Posted on 18 November '20 by , under people.

Given how confusing and stressful these times have been for individuals, you might find that employees are not performing at the standard you expect them to. This can prevent the company from meeting its goals and slow down growth.

It is important that you critique yourself before you start questioning the employee. The employee should be aware of what is expected from them, both in terms of role and the standard at which it should be completed. They should also be aware of the consequences of underperforming. You should also ensure that you are not expecting them to complete tasks which they have no training for, and be prepared to provide training if you find this to be the case. In some cases, the employee may not be aware that they are not performing to expectations, in which case, having a conversation with them might be more useful than confronting them about their failures.

Rather than confronting them emotionally, where the conversation is accusatory or potentially threatening, you should prepare what you have to say beforehand and keep it specific to their work and what needs to be done. This will help you address the exact issue of underperformance rather than getting sidetracked with any other factors.

As mentioned above, the current times have led to a lot of anxiety and stress throughout the public. This sheds light on the fact that an employee may be experiencing personal issues which are causing a decline in their performance. It might be worthwhile to discuss this with them. You may not necessarily be able to help, but it will help you understand the cause.

Creating performance goals that outline what tasks the employee needs to complete and what expectations they need to meet might be a helpful process. Through this method, you might be able to arrange follow-ups which can indicate to both the employee and you whether those goals are being met and what further steps can be taken if they are not.
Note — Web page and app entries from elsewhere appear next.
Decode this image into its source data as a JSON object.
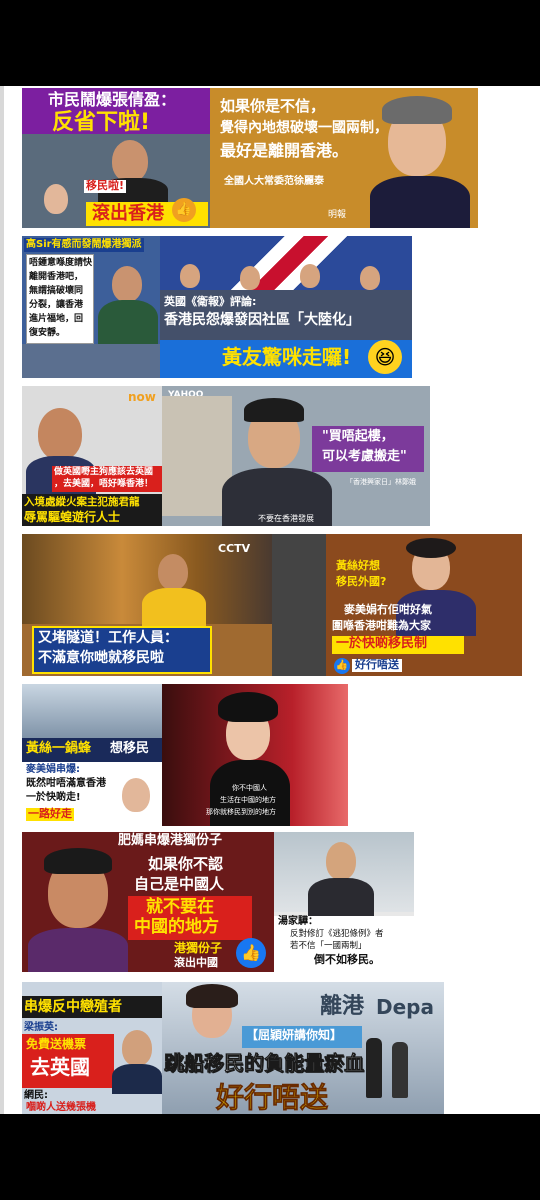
{
  "rows": [
    {
      "a": {
        "headline_1": "市民鬧爆張倩盈：",
        "headline_2": "反省下啦!",
        "tag": "移民啦!",
        "banner": "滾出香港"
      },
      "b": {
        "quote_1": "如果你是不信，",
        "quote_2": "覺得內地想破壞一國兩制，",
        "quote_3": "最好是離開香港。",
        "attribution": "全國人大常委范徐麗泰",
        "source": "明報"
      }
    },
    {
      "a": {
        "header": "高Sir有感而發鬧爆港獨派",
        "speech_1": "唔鍾意喺度請快",
        "speech_2": "離開香港吧，",
        "speech_3": "無謂搞破壞同",
        "speech_4": "分裂，讓香港",
        "speech_5": "進片福地，回",
        "speech_6": "復安靜。"
      },
      "b": {
        "caption_1": "英國《衛報》評論:",
        "caption_2": "香港民怨爆發因社區「大陸化」",
        "banner": "黃友驚咪走囉!"
      }
    },
    {
      "a": {
        "logo": "now",
        "caption_1": "做英國嘢主狗應該去英國",
        "caption_2": "，去美國，唔好喺香港！",
        "headline_1": "入境處縱火案主犯施君龍",
        "headline_2": "辱罵驅蝗遊行人士"
      },
      "b": {
        "logo": "YAHOO",
        "quote_1": "\"買唔起樓，",
        "quote_2": "可以考慮搬走\"",
        "source": "「香港興家日」林鄭娥",
        "subtitle": "不要在香港發展"
      }
    },
    {
      "a": {
        "logo": "CCTV",
        "banner_1": "又堵隧道！工作人員：",
        "banner_2": "不滿意你哋就移民啦"
      },
      "b": {
        "caption_1": "黃絲好想",
        "caption_2": "移民外國?",
        "caption_3": "麥美娟冇佢咁好氣",
        "caption_4": "圍喺香港咁難為大家",
        "caption_5": "一於快啲移民制",
        "tag": "好行唔送"
      }
    },
    {
      "a": {
        "headline_1": "黃絲一鍋蜂",
        "headline_2": "想移民",
        "speaker": "麥美娟串爆:",
        "line_1": "既然咁唔滿意香港",
        "line_2": "一於快啲走!",
        "farewell": "一路好走"
      },
      "b": {
        "sub_1": "你不中國人",
        "sub_2": "生活在中國的地方",
        "sub_3": "那你就移民到別的地方"
      }
    },
    {
      "a": {
        "header": "肥媽串爆港獨份子",
        "quote_1": "如果你不認",
        "quote_2": "自己是中國人",
        "quote_3": "就不要在",
        "quote_4": "中國的地方",
        "tag_1": "港獨份子",
        "tag_2": "滾出中國"
      },
      "b": {
        "speaker": "湯家驊：",
        "quote_1": "反對修訂《逃犯條例》者",
        "quote_2": "若不信「一國兩制」",
        "quote_3": "倒不如移民。"
      }
    },
    {
      "a": {
        "headline": "串爆反中戀殖者",
        "speaker": "梁振英:",
        "offer_1": "免費送機票",
        "offer_2": "去英國",
        "netizen": "網民:",
        "netizen_line": "嗰啲人送幾張機"
      },
      "b": {
        "sign_1": "離港",
        "sign_2": "Depa",
        "label": "【屈穎妍講你知】",
        "headline_1": "跳船移民的負能量瘀血",
        "headline_2": "好行唔送"
      }
    }
  ],
  "colors": {
    "page_bg": "#000000",
    "sheet_bg": "#ffffff",
    "banner_red": "#d9201c",
    "banner_blue": "#1a3f8f",
    "highlight_yellow": "#ffe100",
    "purple": "#7c3a9b"
  }
}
Additionally, if the goals are being met, then you should consider rewarding their improvement to let them know their efforts are valued.

While the above considerations and strategies are valid, you should also prepare yourself to let the employee go. You should learn from the experience and think about what you could have done differently as well as what individual circumstances caused underperformance in the employee.